“Nightlife design is a set design for a play that hasn’t been written.” -Serge Becker, Experience Designer
It’s sometimes said that UX design is impossible because you can’t design the user. People are slippery and individualistic and won’t behave the way they’re supposed to. The UX designer profiles user personas, writes narratives, defines parameters and design conditions. But you can’t design the user, or as a creative director once told me when I was a young designer, “Never underestimate the stupidity of the user!”
The ways in which experience design is approached in the design of night clubs is extremely informative for the UX designer of other media. Night club designers cannot design what people will do in the club, they cannot design the user. But what they can do is design parameters and conditions, a “set design for a play that hasn’t been written.” Night clubs are most effective at creating a first impression and a conceptual environment different from your everyday life, taking you somewhere else the moment you step into the club. And clubs are ephemeral, they don’t last, they’re only about what’s now and what’s next. Digital media like websites and mobile apps are the same.
The moment you click onto a website or open an app on your smartphone, there is the potential to be transported into a different user experience than the other websites and apps you’ve used in the past. In the case of apps, the loading screen is critical for this first impression. It’s not just a spinning wheel to reassure you that something is happening while the app loads into your device’s memory, it’s a prelude to the user experience within.

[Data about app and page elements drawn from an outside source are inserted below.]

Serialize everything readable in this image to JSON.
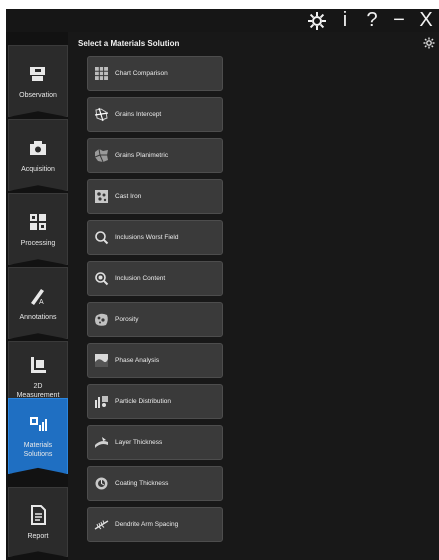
{
  "window": {
    "controls": {
      "info": "i",
      "help": "?",
      "minimize": "−",
      "close": "X"
    }
  },
  "nav": {
    "items": [
      {
        "label": "Observation",
        "icon": "microscope-icon"
      },
      {
        "label": "Acquisition",
        "icon": "camera-icon"
      },
      {
        "label": "Processing",
        "icon": "processing-grid-icon"
      },
      {
        "label": "Annotations",
        "icon": "annotation-pen-icon"
      },
      {
        "label": "2D\nMeasurement",
        "icon": "measurement-ruler-icon"
      },
      {
        "label": "Materials\nSolutions",
        "icon": "materials-chart-icon",
        "active": true
      },
      {
        "label": "Report",
        "icon": "report-document-icon"
      }
    ]
  },
  "content": {
    "title": "Select a Materials Solution",
    "solutions": [
      {
        "label": "Chart Comparison",
        "icon": "chart-comparison-icon"
      },
      {
        "label": "Grains Intercept",
        "icon": "grains-intercept-icon"
      },
      {
        "label": "Grains Planimetric",
        "icon": "grains-planimetric-icon"
      },
      {
        "label": "Cast Iron",
        "icon": "cast-iron-icon"
      },
      {
        "label": "Inclusions Worst Field",
        "icon": "inclusions-worst-field-icon"
      },
      {
        "label": "Inclusion Content",
        "icon": "inclusion-content-icon"
      },
      {
        "label": "Porosity",
        "icon": "porosity-icon"
      },
      {
        "label": "Phase Analysis",
        "icon": "phase-analysis-icon"
      },
      {
        "label": "Particle Distribution",
        "icon": "particle-distribution-icon"
      },
      {
        "label": "Layer Thickness",
        "icon": "layer-thickness-icon"
      },
      {
        "label": "Coating Thickness",
        "icon": "coating-thickness-icon"
      },
      {
        "label": "Dendrite Arm Spacing",
        "icon": "dendrite-arm-spacing-icon"
      }
    ]
  },
  "colors": {
    "accent": "#1f6fc2",
    "background": "#181818",
    "button": "#3a3a3a",
    "text": "#ececec"
  }
}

Let’s look for example at the load screen for the Netflix app. It’s all red, with the netflix logo in the center and a small spinning wheel below it indicating that the app is loading. The adherence to brand identity is excellent, for it’s readily recognizable as the Netflix brand. But what of the user experience? The color red is an emotionally intense color. It can denote a warning sign (stop! danger!) as well as fire, blood, war, love and passion. But what Netflix says they want their brand to be associated with, they identify “convenience, service, speed and cost.” They want their customers to have the easiest, fastest, and most pleasant experience getting movies as possible. Filling the entire screen of the smart phone with scarlet red is at odds with their branding objectives. It’s setting users up to be anxious and on edge. Then, even if a very small annoyance occurs during the customer’s experience, they may be primed to react passionately, and not in a good way. Netflix has set up the UX experience to be on knife’s edge from the very start.
By contrast, the load screen to Temple Run features the entrance to an ancient stone temple, preceding a menu screen that mimics the same layout. The aesthetics call to mind ancient ruins in a tropical environment, reminiscent of the stone temples found in the rain forests of Southeast Asia and Central America. The typefaces, colors, and textures suggest an Indiana Jones-style adventure, and the arched entrance to the temple that is shrouded in darkness suggests the the user is entering this realm, embarking on a thrilling and exotic adventure. The design creates a first impression that is critical for the user experience throughout. The edginess and sense of danger are similar to the loading screen on the Netflix app, but in this case it’s appropriate to the UX.
There is much more to UX design than can be covered in one short article. But setting the tone with the user’s first impression, the concept of building a stage upon which the actors will invent the play, are critical foundational concepts.